[[ SOURCE DATA open ]]

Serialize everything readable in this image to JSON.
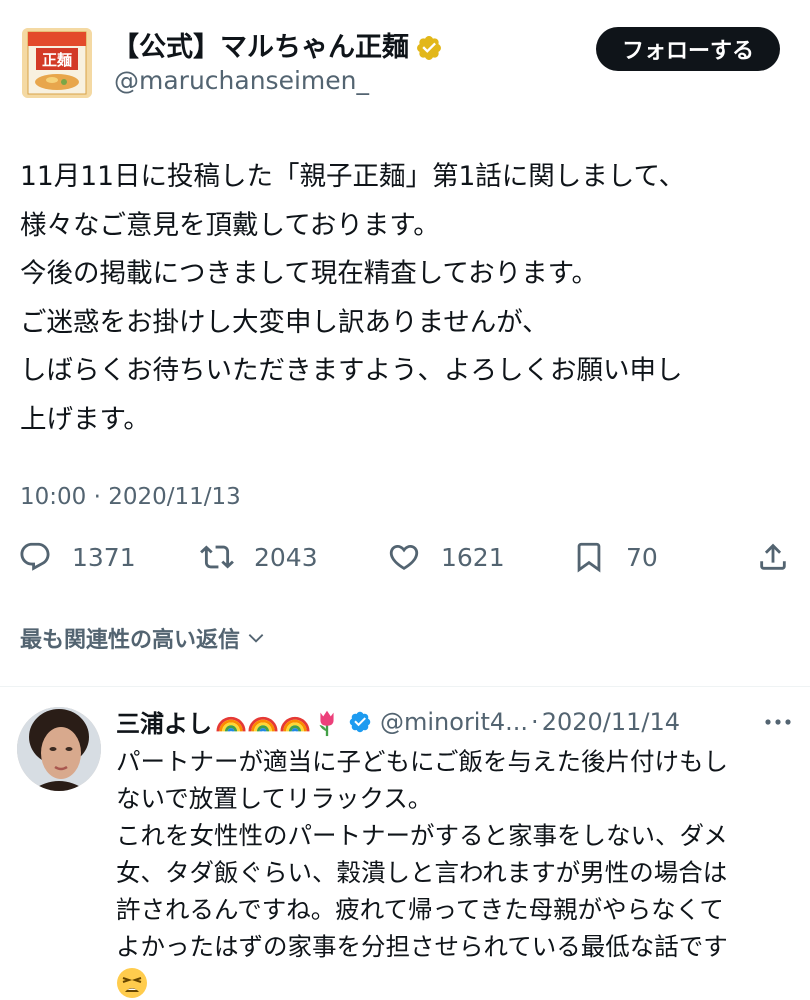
{
  "header": {
    "display_name": "【公式】マルちゃん正麺",
    "handle": "@maruchanseimen_",
    "follow_label": "フォローする",
    "verified_icon": "gold-verified-badge-icon",
    "colors": {
      "gold_badge": "#e2b719",
      "follow_bg": "#0f1419"
    }
  },
  "tweet": {
    "lines": [
      "11月11日に投稿した「親子正麺」第1話に関しまして、",
      "様々なご意見を頂戴しております。",
      "今後の掲載につきまして現在精査しております。",
      "ご迷惑をお掛けし大変申し訳ありませんが、",
      "しばらくお待ちいただきますよう、よろしくお願い申し",
      "上げます。"
    ],
    "meta": "10:00 · 2020/11/13"
  },
  "actions": {
    "replies": "1371",
    "retweets": "2043",
    "likes": "1621",
    "bookmarks": "70",
    "icons": [
      "reply-icon",
      "retweet-icon",
      "like-icon",
      "bookmark-icon",
      "share-icon"
    ]
  },
  "replies_filter": {
    "label": "最も関連性の高い返信"
  },
  "reply": {
    "name": "三浦よし",
    "emojis": [
      "rainbow-icon",
      "rainbow-icon",
      "rainbow-icon",
      "tulip-icon"
    ],
    "handle": "@minorit4...",
    "separator": "·",
    "date": "2020/11/14",
    "lines": [
      "パートナーが適当に子どもにご飯を与えた後片付けもし",
      "ないで放置してリラックス。",
      "これを女性性のパートナーがすると家事をしない、ダメ",
      "女、タダ飯ぐらい、穀潰しと言われますが男性の場合は",
      "許されるんですね。疲れて帰ってきた母親がやらなくて",
      "よかったはずの家事を分担させられている最低な話です"
    ],
    "trailing_emoji": "tired-face-emoji",
    "colors": {
      "blue_badge": "#1d9bf0"
    }
  }
}
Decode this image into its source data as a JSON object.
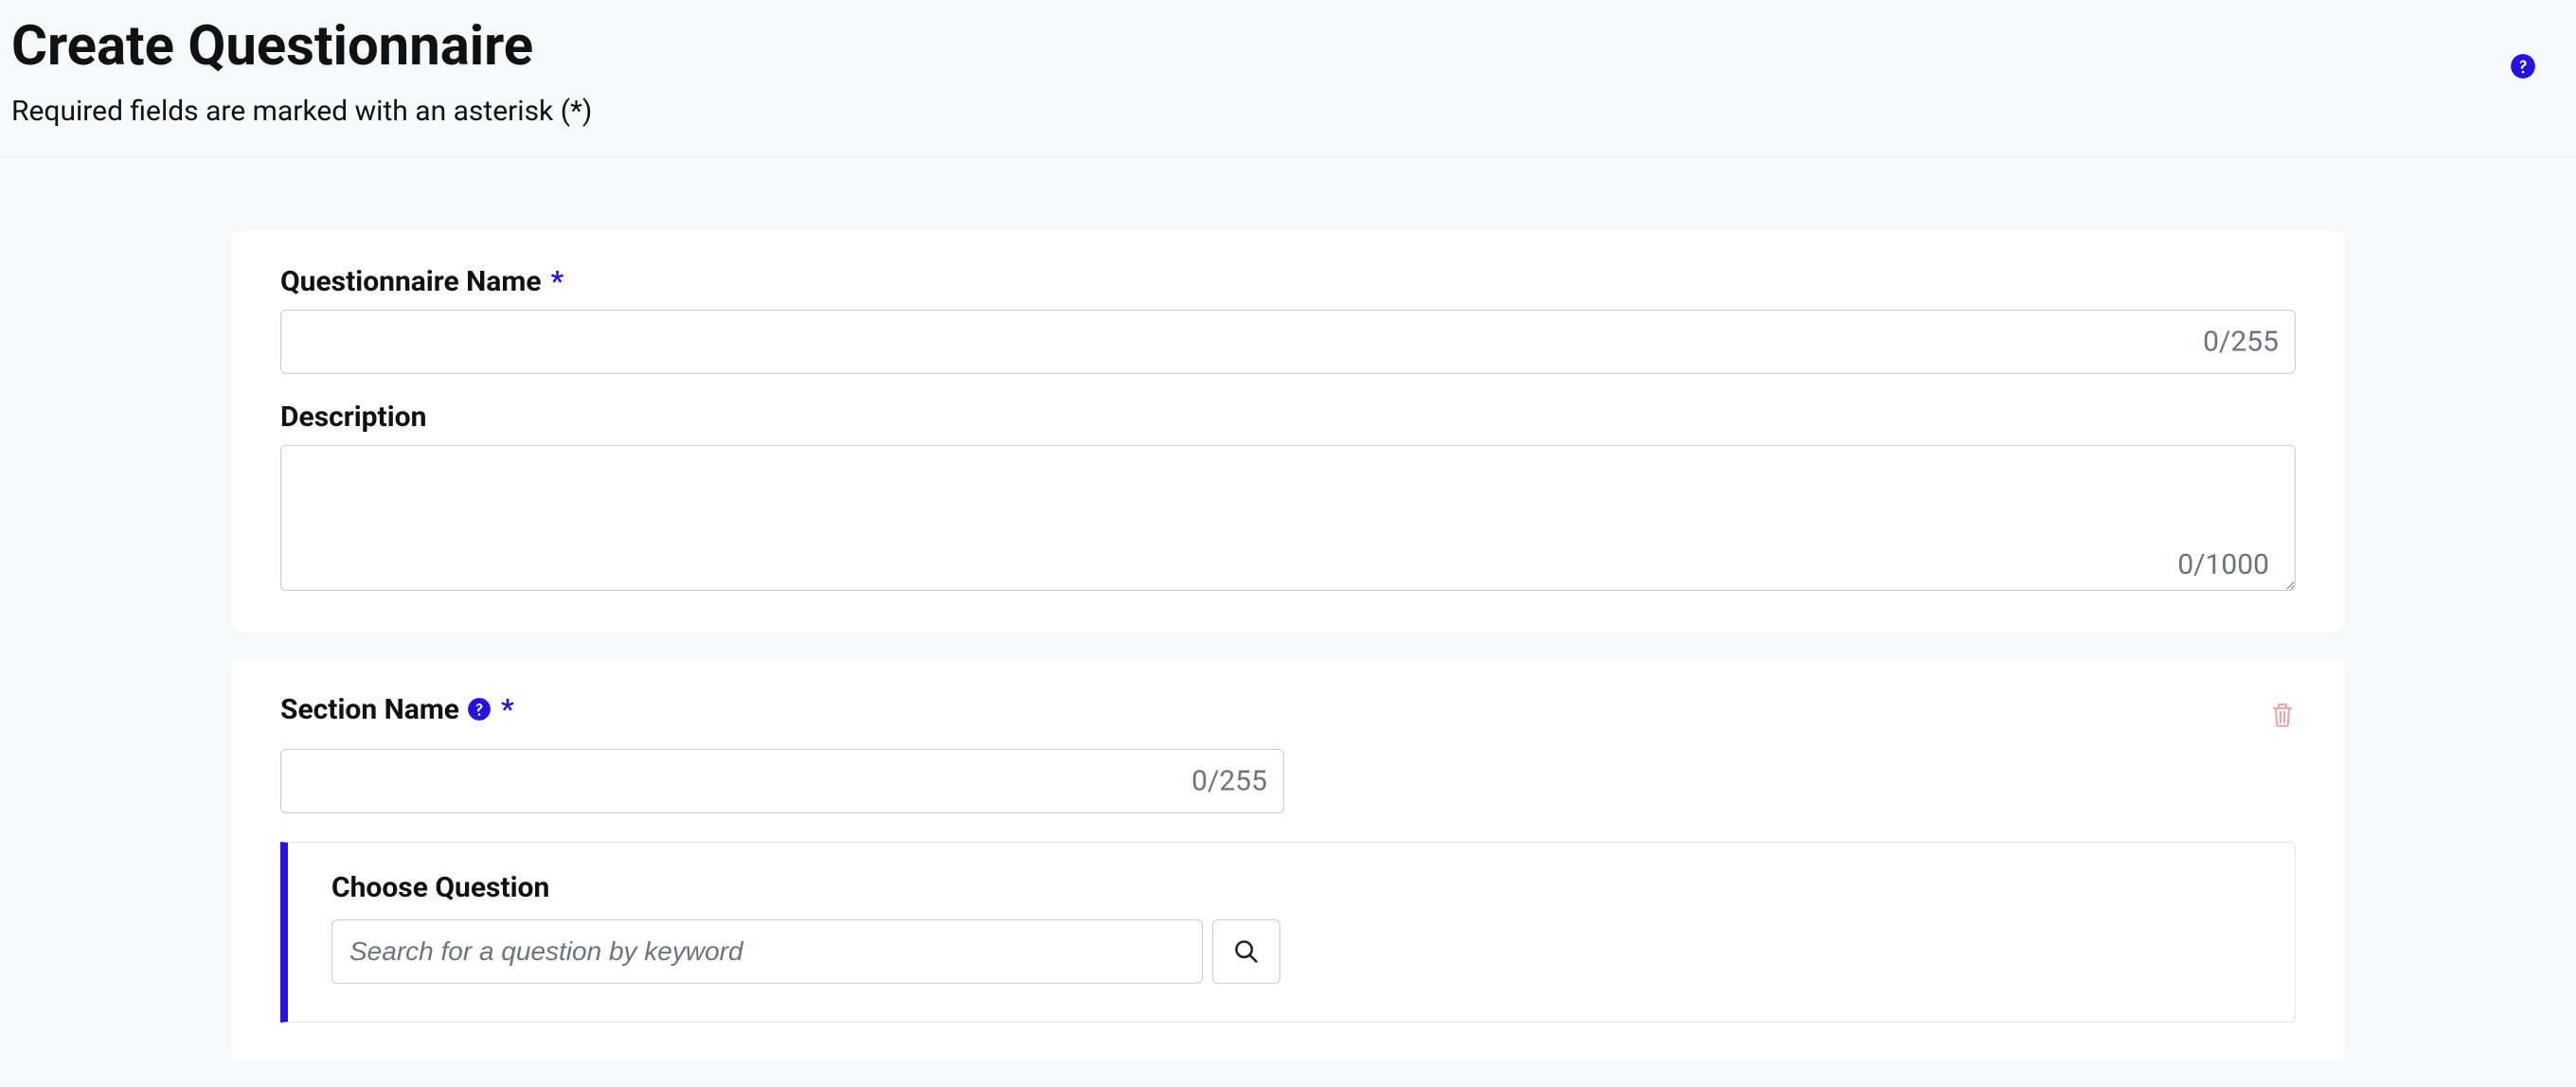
{
  "page": {
    "title": "Create Questionnaire",
    "subtitle": "Required fields are marked with an asterisk (*)"
  },
  "form": {
    "name": {
      "label": "Questionnaire Name",
      "required_marker": "*",
      "value": "",
      "counter": "0/255"
    },
    "description": {
      "label": "Description",
      "value": "",
      "counter": "0/1000"
    }
  },
  "section": {
    "name": {
      "label": "Section Name",
      "required_marker": "*",
      "value": "",
      "counter": "0/255"
    },
    "question": {
      "label": "Choose Question",
      "search_placeholder": "Search for a question by keyword"
    }
  }
}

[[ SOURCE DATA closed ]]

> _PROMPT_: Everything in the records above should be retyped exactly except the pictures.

> _EXERCISE SOLUTION_:
Serialize everything readable in this image to JSON.
{
  "header": {
    "display_name": "【公式】マルちゃん正麺",
    "handle": "@maruchanseimen_",
    "follow_label": "フォローする",
    "verified_icon": "gold-verified-badge-icon",
    "colors": {
      "gold_badge": "#e2b719",
      "follow_bg": "#0f1419"
    }
  },
  "tweet": {
    "lines": [
      "11月11日に投稿した「親子正麺」第1話に関しまして、",
      "様々なご意見を頂戴しております。",
      "今後の掲載につきまして現在精査しております。",
      "ご迷惑をお掛けし大変申し訳ありませんが、",
      "しばらくお待ちいただきますよう、よろしくお願い申し",
      "上げます。"
    ],
    "meta": "10:00 · 2020/11/13"
  },
  "actions": {
    "replies": "1371",
    "retweets": "2043",
    "likes": "1621",
    "bookmarks": "70",
    "icons": [
      "reply-icon",
      "retweet-icon",
      "like-icon",
      "bookmark-icon",
      "share-icon"
    ]
  },
  "replies_filter": {
    "label": "最も関連性の高い返信"
  },
  "reply": {
    "name": "三浦よし",
    "emojis": [
      "rainbow-icon",
      "rainbow-icon",
      "rainbow-icon",
      "tulip-icon"
    ],
    "handle": "@minorit4...",
    "separator": "·",
    "date": "2020/11/14",
    "lines": [
      "パートナーが適当に子どもにご飯を与えた後片付けもし",
      "ないで放置してリラックス。",
      "これを女性性のパートナーがすると家事をしない、ダメ",
      "女、タダ飯ぐらい、穀潰しと言われますが男性の場合は",
      "許されるんですね。疲れて帰ってきた母親がやらなくて",
      "よかったはずの家事を分担させられている最低な話です"
    ],
    "trailing_emoji": "tired-face-emoji",
    "colors": {
      "blue_badge": "#1d9bf0"
    }
  }
}
Decode this image into its source data as a JSON object.
{
  "page": {
    "title": "Create Questionnaire",
    "subtitle": "Required fields are marked with an asterisk (*)"
  },
  "form": {
    "name": {
      "label": "Questionnaire Name",
      "required_marker": "*",
      "value": "",
      "counter": "0/255"
    },
    "description": {
      "label": "Description",
      "value": "",
      "counter": "0/1000"
    }
  },
  "section": {
    "name": {
      "label": "Section Name",
      "required_marker": "*",
      "value": "",
      "counter": "0/255"
    },
    "question": {
      "label": "Choose Question",
      "search_placeholder": "Search for a question by keyword"
    }
  }
}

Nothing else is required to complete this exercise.